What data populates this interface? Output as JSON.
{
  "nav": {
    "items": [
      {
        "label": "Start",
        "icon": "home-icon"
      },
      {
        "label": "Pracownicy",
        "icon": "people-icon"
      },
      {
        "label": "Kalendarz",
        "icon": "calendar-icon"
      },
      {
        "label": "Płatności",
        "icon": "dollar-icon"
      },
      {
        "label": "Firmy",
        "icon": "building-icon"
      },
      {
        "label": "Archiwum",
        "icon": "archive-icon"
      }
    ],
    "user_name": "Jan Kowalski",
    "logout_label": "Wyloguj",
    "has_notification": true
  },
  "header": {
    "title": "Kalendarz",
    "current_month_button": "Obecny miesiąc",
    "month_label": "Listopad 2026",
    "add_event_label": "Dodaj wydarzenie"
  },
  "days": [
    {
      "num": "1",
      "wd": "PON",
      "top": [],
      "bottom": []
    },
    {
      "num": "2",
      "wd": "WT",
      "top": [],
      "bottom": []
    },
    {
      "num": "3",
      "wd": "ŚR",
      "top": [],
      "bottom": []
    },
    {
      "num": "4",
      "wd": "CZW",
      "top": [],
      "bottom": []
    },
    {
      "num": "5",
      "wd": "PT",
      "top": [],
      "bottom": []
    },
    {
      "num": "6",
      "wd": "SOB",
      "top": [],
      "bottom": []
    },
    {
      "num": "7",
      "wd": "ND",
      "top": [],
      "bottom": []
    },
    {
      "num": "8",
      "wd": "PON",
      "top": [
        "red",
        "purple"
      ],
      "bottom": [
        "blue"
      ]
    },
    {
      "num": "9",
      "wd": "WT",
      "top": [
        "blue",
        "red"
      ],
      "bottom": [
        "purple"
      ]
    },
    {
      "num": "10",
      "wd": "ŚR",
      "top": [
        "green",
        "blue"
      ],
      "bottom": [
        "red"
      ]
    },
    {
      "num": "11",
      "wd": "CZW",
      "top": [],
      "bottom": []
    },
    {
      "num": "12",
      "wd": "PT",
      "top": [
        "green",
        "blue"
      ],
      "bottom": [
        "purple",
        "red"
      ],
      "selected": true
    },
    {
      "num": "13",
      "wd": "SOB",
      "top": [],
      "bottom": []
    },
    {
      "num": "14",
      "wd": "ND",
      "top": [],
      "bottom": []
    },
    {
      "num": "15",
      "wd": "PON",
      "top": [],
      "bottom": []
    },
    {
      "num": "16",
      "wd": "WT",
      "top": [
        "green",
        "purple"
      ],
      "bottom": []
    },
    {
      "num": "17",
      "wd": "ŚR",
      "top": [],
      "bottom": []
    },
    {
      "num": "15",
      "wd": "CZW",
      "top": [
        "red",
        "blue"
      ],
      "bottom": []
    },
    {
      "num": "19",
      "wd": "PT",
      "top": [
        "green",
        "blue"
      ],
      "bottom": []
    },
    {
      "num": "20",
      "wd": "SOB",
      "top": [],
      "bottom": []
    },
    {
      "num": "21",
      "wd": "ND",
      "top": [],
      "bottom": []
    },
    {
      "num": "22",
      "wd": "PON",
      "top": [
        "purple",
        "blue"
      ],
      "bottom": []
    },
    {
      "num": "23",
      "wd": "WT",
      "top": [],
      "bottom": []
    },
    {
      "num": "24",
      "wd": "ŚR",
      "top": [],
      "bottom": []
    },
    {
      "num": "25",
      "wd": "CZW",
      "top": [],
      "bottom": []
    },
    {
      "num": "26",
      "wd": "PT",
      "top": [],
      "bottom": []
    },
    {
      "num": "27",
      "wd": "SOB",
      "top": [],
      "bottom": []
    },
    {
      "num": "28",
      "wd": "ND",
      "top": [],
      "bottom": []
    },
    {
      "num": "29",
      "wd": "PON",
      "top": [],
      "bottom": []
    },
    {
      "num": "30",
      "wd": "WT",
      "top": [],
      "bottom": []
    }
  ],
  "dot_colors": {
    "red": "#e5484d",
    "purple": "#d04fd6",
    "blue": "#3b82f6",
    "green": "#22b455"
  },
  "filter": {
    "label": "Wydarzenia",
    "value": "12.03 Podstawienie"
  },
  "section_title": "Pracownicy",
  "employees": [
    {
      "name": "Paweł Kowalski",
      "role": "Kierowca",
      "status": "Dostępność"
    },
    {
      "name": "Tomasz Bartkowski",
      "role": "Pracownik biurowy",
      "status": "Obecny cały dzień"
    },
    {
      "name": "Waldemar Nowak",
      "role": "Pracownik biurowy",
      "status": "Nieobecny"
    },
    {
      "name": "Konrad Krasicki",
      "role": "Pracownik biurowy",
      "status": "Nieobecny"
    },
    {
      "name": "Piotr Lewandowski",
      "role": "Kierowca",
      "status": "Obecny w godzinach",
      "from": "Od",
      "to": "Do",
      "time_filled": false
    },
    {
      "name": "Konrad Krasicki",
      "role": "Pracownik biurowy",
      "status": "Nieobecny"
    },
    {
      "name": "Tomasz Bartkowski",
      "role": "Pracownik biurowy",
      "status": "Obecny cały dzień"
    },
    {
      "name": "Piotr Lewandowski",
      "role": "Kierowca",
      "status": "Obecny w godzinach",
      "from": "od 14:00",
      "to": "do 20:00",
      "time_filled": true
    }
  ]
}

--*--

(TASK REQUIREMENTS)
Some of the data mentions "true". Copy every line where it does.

(RESULT)
    "has_notification": true
      "selected": true
      "time_filled": true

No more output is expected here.